Material provided section start

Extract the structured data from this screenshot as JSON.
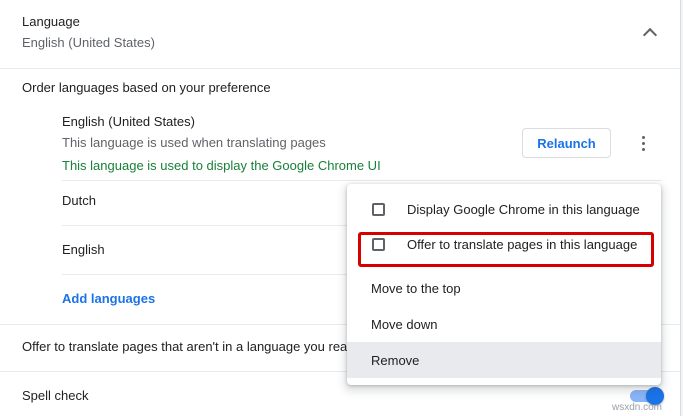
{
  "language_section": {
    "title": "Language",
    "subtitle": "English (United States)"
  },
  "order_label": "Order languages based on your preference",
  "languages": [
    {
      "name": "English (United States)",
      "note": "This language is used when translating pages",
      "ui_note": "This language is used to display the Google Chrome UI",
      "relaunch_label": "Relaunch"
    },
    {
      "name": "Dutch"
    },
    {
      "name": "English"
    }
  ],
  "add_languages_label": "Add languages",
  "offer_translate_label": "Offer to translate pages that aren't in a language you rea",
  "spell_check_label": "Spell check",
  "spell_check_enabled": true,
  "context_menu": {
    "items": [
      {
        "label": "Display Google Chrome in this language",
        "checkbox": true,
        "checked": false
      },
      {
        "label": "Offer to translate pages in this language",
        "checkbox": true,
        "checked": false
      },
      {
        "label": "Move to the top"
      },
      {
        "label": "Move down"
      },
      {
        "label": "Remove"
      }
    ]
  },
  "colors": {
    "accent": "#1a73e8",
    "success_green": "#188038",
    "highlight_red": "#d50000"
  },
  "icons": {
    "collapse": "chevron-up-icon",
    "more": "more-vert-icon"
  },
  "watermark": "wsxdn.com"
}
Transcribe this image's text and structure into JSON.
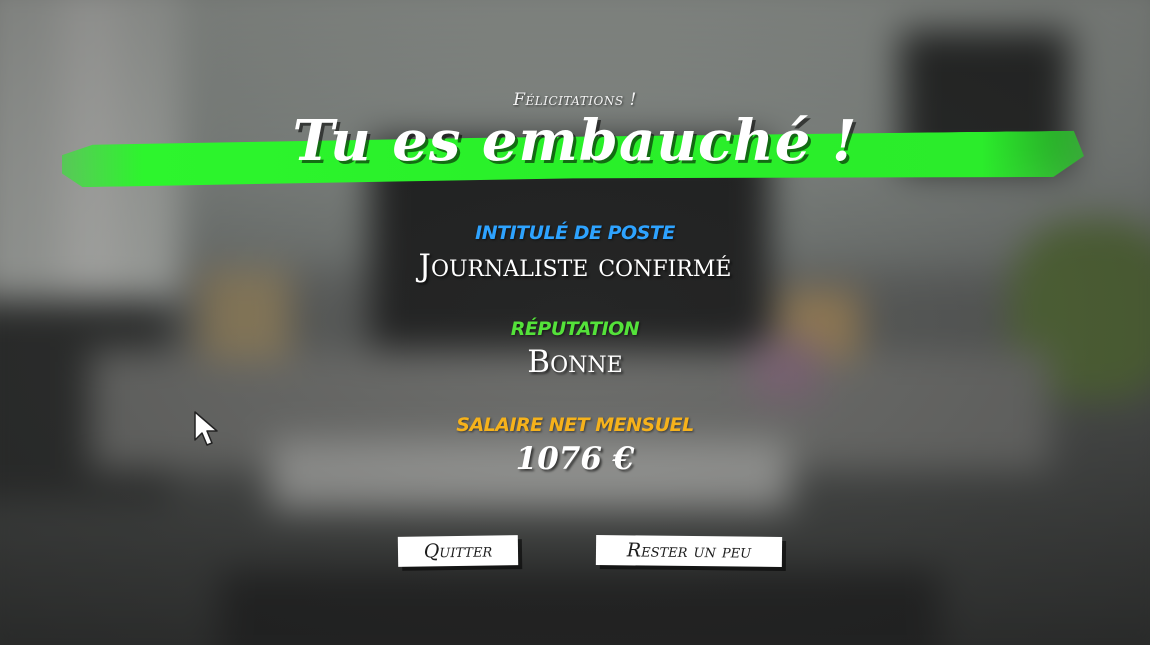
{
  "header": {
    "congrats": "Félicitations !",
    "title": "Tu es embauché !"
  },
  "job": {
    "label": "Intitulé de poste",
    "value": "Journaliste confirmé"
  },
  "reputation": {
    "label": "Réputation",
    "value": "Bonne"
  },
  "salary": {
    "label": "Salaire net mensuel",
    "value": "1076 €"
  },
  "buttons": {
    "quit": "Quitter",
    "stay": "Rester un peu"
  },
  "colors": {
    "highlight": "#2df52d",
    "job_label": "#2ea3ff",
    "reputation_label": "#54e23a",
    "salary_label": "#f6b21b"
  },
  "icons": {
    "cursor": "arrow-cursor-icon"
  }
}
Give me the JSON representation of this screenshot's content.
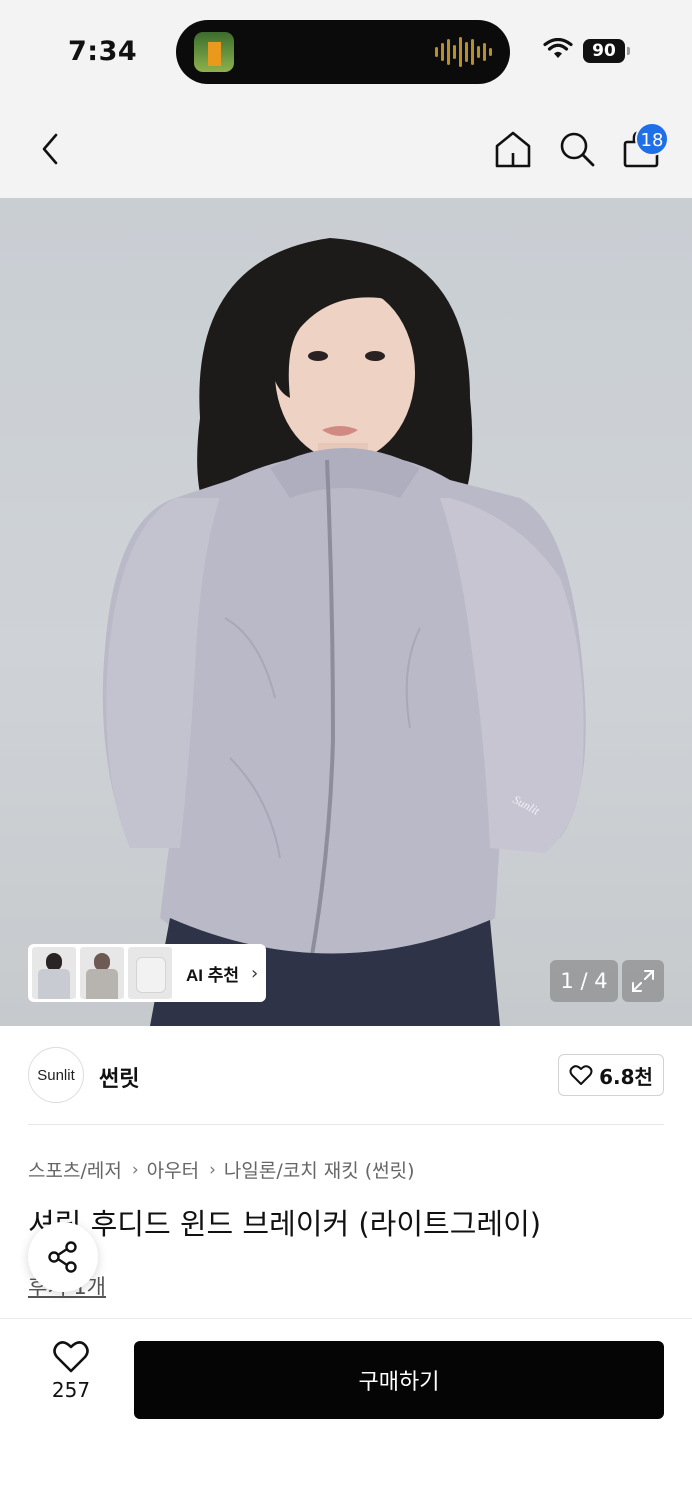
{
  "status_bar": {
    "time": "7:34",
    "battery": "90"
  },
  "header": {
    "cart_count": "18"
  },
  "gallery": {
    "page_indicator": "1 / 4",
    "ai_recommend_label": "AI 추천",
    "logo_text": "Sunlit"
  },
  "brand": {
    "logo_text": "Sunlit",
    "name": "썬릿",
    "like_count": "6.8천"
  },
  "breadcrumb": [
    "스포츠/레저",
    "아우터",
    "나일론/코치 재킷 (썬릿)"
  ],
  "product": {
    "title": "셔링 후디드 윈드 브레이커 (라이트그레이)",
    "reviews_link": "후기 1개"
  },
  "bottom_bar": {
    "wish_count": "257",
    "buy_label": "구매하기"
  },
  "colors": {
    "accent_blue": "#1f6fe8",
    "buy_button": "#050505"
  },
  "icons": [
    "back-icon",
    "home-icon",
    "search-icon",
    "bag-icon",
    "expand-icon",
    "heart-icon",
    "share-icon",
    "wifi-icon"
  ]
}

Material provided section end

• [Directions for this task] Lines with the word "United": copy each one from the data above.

• [Solution to this exercise]
    "subtitle": "English (United States)"
      "name": "English (United States)",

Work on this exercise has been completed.